# [WHAT TO WORK ON]
For the word "config", return each line of the data in which it occurs.

# [THE DATA]

-- Opening Marker --

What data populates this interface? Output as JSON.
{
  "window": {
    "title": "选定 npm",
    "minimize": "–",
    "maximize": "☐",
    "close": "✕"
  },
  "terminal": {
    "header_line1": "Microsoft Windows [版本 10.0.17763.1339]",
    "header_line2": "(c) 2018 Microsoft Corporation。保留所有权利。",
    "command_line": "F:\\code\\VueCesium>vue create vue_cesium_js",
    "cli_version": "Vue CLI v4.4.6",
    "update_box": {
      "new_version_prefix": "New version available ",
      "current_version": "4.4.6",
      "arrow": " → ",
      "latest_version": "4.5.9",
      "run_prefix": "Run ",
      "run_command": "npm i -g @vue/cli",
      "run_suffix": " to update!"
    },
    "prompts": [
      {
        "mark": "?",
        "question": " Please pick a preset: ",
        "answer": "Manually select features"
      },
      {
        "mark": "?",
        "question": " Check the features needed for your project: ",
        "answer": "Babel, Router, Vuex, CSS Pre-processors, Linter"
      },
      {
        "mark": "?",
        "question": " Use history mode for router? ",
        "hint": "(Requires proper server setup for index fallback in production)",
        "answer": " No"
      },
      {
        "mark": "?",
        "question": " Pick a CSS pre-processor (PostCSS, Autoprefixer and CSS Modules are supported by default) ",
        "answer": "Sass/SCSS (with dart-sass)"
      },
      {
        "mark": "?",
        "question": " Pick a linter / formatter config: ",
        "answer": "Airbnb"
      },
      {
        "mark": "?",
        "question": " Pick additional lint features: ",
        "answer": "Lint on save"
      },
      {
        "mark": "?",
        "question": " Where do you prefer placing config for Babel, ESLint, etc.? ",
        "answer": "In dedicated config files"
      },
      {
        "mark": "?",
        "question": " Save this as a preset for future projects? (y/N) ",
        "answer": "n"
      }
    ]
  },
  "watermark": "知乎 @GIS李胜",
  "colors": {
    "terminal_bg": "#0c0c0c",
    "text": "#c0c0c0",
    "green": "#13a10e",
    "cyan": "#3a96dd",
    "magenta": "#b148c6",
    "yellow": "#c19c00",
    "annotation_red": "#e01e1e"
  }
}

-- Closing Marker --

# [SOLUTION FOR THIS TASK]
        "question": " Pick a linter / formatter config: ",
        "question": " Where do you prefer placing config for Babel, ESLint, etc.? ",
        "answer": "In dedicated config files"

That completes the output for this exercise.